Every entry here needs to be repeated exactly.

-=-=-=-=-

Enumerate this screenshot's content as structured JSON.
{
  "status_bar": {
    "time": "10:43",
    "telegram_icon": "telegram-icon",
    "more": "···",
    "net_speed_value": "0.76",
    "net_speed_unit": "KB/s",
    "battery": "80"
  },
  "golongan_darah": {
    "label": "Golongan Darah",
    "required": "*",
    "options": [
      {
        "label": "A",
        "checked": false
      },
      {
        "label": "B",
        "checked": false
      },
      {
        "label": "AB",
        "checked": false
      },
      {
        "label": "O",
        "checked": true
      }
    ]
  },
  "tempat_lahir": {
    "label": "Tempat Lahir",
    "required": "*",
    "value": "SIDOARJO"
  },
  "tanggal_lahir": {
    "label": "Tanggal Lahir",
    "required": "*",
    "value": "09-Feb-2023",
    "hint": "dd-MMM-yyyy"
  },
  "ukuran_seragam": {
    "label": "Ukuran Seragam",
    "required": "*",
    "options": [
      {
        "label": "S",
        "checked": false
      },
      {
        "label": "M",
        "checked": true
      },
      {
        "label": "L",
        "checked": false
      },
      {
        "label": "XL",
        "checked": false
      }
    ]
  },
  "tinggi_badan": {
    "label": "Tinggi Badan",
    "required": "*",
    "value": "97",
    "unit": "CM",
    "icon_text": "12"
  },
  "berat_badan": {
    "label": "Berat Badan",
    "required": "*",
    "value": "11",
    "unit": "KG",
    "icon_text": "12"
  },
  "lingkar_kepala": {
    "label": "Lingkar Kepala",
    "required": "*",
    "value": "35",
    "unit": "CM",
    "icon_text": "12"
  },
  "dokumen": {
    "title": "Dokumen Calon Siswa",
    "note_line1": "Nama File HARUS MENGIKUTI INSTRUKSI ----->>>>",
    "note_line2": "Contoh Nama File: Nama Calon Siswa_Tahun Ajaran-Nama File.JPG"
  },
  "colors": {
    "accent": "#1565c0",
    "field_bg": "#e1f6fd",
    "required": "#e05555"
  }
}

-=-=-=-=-

> **Answer area**
Enumerate this screenshot's content as structured JSON.
{
  "status_bar": {
    "time": "10:43",
    "telegram_icon": "telegram-icon",
    "more": "···",
    "net_speed_value": "0.76",
    "net_speed_unit": "KB/s",
    "battery": "80"
  },
  "golongan_darah": {
    "label": "Golongan Darah",
    "required": "*",
    "options": [
      {
        "label": "A",
        "checked": false
      },
      {
        "label": "B",
        "checked": false
      },
      {
        "label": "AB",
        "checked": false
      },
      {
        "label": "O",
        "checked": true
      }
    ]
  },
  "tempat_lahir": {
    "label": "Tempat Lahir",
    "required": "*",
    "value": "SIDOARJO"
  },
  "tanggal_lahir": {
    "label": "Tanggal Lahir",
    "required": "*",
    "value": "09-Feb-2023",
    "hint": "dd-MMM-yyyy"
  },
  "ukuran_seragam": {
    "label": "Ukuran Seragam",
    "required": "*",
    "options": [
      {
        "label": "S",
        "checked": false
      },
      {
        "label": "M",
        "checked": true
      },
      {
        "label": "L",
        "checked": false
      },
      {
        "label": "XL",
        "checked": false
      }
    ]
  },
  "tinggi_badan": {
    "label": "Tinggi Badan",
    "required": "*",
    "value": "97",
    "unit": "CM",
    "icon_text": "12"
  },
  "berat_badan": {
    "label": "Berat Badan",
    "required": "*",
    "value": "11",
    "unit": "KG",
    "icon_text": "12"
  },
  "lingkar_kepala": {
    "label": "Lingkar Kepala",
    "required": "*",
    "value": "35",
    "unit": "CM",
    "icon_text": "12"
  },
  "dokumen": {
    "title": "Dokumen Calon Siswa",
    "note_line1": "Nama File HARUS MENGIKUTI INSTRUKSI ----->>>>",
    "note_line2": "Contoh Nama File: Nama Calon Siswa_Tahun Ajaran-Nama File.JPG"
  },
  "colors": {
    "accent": "#1565c0",
    "field_bg": "#e1f6fd",
    "required": "#e05555"
  }
}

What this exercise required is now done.